── Supplied entries
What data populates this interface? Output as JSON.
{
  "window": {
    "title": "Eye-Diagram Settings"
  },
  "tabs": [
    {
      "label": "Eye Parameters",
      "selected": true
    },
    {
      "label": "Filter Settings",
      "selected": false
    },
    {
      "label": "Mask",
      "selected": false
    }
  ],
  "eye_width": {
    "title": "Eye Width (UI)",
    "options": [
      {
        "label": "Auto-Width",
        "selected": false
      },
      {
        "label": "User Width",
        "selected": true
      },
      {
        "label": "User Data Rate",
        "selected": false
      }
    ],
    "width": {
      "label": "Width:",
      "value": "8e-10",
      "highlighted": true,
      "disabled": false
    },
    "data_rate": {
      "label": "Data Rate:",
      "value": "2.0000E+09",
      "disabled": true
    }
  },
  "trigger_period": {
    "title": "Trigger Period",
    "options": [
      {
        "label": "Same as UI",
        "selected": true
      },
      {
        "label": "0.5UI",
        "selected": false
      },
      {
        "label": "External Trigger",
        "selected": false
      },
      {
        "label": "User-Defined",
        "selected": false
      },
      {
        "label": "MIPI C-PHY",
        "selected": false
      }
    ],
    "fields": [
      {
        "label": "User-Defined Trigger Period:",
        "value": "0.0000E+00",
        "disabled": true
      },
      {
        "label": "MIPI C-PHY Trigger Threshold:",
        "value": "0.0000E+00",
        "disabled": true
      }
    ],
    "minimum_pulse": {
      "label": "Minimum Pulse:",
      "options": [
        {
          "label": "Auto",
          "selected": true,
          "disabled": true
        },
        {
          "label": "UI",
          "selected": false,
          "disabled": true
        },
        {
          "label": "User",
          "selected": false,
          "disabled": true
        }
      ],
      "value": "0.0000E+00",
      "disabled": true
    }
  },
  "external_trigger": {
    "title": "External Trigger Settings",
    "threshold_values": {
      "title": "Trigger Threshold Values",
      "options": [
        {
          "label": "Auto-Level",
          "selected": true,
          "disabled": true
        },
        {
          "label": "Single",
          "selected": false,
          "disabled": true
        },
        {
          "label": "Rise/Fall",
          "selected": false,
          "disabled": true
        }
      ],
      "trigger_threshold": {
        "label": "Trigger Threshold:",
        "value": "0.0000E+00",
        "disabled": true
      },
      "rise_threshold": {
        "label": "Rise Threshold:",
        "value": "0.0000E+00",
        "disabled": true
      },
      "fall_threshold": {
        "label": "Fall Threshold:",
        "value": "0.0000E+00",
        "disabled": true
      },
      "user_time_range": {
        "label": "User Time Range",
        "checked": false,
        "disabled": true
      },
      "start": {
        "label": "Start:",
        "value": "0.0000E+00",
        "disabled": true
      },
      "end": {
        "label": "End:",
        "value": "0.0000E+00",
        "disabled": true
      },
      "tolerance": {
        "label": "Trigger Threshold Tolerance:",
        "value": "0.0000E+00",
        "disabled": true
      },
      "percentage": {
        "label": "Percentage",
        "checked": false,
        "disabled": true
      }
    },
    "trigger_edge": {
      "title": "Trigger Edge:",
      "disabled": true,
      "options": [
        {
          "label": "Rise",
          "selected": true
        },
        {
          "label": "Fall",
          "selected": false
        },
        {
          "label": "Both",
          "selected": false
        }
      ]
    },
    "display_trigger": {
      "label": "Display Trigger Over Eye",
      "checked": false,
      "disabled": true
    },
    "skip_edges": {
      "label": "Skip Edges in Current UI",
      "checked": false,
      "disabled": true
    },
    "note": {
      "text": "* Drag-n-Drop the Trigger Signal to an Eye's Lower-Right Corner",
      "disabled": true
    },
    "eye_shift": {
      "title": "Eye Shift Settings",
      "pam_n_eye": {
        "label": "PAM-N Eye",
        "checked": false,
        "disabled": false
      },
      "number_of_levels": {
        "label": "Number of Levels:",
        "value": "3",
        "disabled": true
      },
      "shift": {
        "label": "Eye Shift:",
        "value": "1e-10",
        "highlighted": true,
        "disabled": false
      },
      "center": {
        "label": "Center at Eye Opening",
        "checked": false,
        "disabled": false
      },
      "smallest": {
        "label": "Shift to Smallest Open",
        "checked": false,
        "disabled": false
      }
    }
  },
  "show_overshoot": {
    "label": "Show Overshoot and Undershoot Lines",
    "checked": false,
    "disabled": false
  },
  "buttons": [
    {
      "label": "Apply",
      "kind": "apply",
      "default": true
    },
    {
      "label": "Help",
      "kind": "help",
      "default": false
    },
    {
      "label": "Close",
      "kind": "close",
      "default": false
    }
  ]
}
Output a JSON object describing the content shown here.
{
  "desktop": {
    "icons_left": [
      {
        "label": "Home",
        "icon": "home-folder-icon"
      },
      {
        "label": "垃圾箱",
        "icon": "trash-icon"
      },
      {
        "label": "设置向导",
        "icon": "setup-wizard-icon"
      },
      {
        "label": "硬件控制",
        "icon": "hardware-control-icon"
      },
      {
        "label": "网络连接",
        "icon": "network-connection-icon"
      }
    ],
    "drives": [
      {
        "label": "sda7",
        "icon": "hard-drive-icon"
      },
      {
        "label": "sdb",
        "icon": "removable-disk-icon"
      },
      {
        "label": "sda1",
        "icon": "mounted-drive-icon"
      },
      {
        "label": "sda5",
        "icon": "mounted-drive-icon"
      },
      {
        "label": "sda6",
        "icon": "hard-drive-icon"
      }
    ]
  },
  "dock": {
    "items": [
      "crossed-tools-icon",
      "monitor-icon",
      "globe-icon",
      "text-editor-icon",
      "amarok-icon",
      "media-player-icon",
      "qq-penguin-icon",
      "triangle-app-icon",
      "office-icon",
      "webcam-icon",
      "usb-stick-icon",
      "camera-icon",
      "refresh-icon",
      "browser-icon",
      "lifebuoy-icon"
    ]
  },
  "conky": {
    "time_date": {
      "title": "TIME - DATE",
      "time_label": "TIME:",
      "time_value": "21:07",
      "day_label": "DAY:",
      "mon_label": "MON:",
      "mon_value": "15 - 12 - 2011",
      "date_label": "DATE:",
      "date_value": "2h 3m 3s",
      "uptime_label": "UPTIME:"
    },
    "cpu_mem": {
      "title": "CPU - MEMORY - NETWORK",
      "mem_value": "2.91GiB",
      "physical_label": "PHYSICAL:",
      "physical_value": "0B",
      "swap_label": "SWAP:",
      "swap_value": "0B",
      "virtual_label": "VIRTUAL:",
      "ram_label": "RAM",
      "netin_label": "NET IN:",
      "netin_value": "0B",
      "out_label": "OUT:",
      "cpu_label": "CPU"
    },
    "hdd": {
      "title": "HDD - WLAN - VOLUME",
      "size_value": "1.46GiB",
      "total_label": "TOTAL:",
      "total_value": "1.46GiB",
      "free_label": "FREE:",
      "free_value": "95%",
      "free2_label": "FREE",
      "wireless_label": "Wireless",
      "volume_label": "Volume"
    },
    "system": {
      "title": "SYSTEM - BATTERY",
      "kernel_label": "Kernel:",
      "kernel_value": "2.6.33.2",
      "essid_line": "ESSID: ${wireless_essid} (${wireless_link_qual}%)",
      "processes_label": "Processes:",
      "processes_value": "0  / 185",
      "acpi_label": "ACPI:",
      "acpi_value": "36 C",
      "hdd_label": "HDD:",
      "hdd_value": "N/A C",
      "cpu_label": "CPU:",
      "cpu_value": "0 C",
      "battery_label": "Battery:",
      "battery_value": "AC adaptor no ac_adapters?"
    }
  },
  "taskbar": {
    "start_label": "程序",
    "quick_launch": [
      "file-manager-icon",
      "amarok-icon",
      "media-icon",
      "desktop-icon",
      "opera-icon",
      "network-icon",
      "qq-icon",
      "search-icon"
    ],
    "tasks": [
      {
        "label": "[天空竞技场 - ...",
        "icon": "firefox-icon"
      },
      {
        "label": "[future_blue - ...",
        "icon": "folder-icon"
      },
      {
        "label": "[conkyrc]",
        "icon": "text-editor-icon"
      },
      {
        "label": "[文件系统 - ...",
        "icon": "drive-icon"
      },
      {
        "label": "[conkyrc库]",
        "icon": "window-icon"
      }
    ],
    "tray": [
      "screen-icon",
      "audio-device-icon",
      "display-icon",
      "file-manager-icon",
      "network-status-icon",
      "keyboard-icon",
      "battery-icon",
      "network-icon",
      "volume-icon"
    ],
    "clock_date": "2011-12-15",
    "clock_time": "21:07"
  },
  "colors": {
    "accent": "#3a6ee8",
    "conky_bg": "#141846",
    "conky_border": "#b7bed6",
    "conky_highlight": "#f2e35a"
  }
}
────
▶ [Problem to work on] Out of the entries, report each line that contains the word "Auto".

▶ [Solved exercise]
        "label": "Auto-Width",
          "label": "Auto",
          "label": "Auto-Level",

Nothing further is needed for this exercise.